AVAILABLE DATA -
Start of Block
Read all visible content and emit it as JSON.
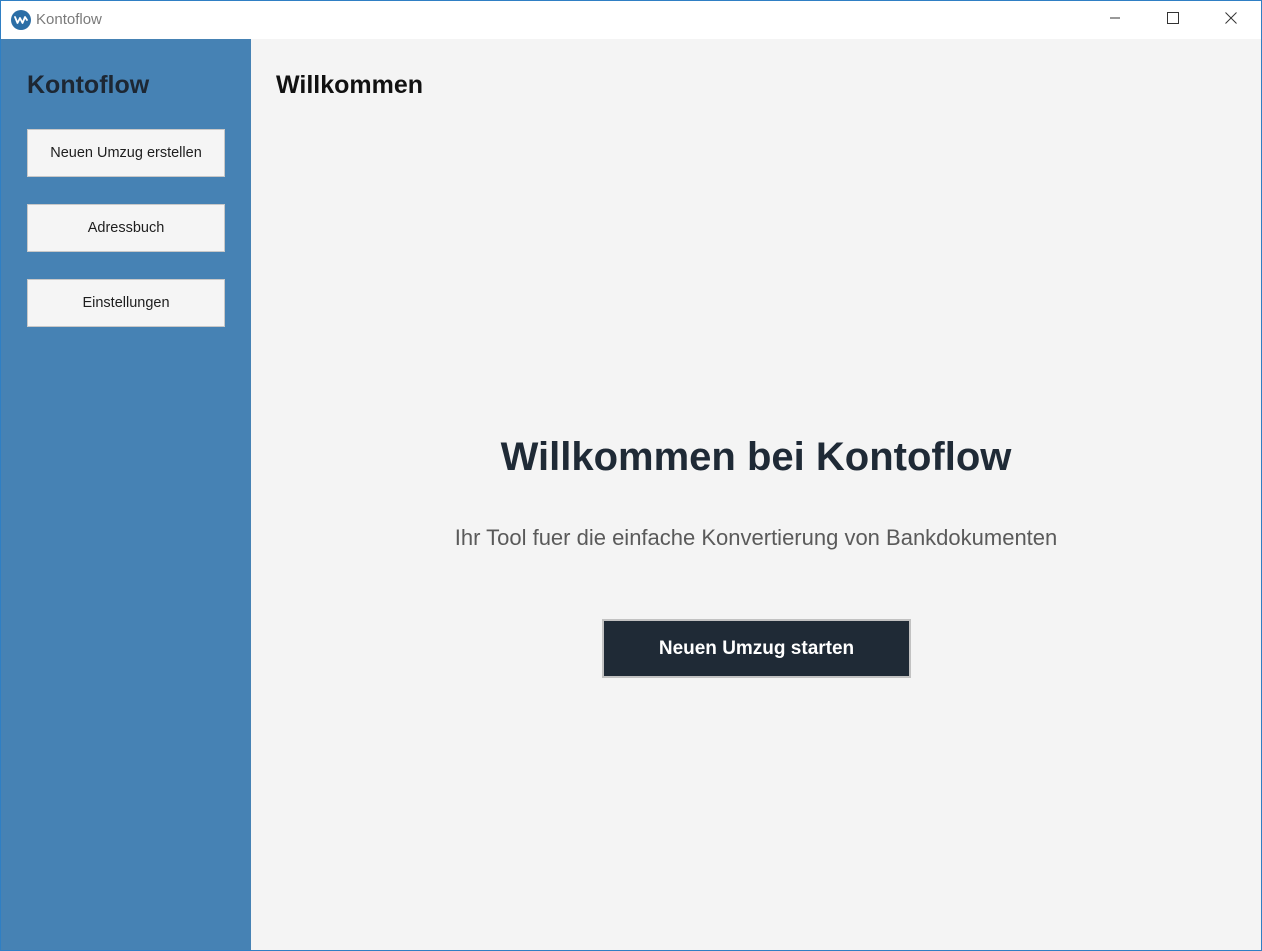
{
  "window": {
    "title": "Kontoflow",
    "icon": "kontoflow-wave-icon",
    "controls": [
      "minimize-icon",
      "maximize-icon",
      "close-icon"
    ]
  },
  "sidebar": {
    "title": "Kontoflow",
    "background_color": "#4682b4",
    "items": [
      {
        "label": "Neuen Umzug erstellen"
      },
      {
        "label": "Adressbuch"
      },
      {
        "label": "Einstellungen"
      }
    ]
  },
  "main": {
    "page_title": "Willkommen",
    "heading": "Willkommen bei Kontoflow",
    "subtitle": "Ihr Tool fuer die einfache Konvertierung von Bankdokumenten",
    "primary_button": {
      "label": "Neuen Umzug starten",
      "background_color": "#1f2a36"
    }
  }
}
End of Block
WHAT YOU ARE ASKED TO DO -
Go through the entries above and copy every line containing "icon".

ANSWER SPACE -
    "icon": "kontoflow-wave-icon",
      "minimize-icon",
      "maximize-icon",
      "close-icon"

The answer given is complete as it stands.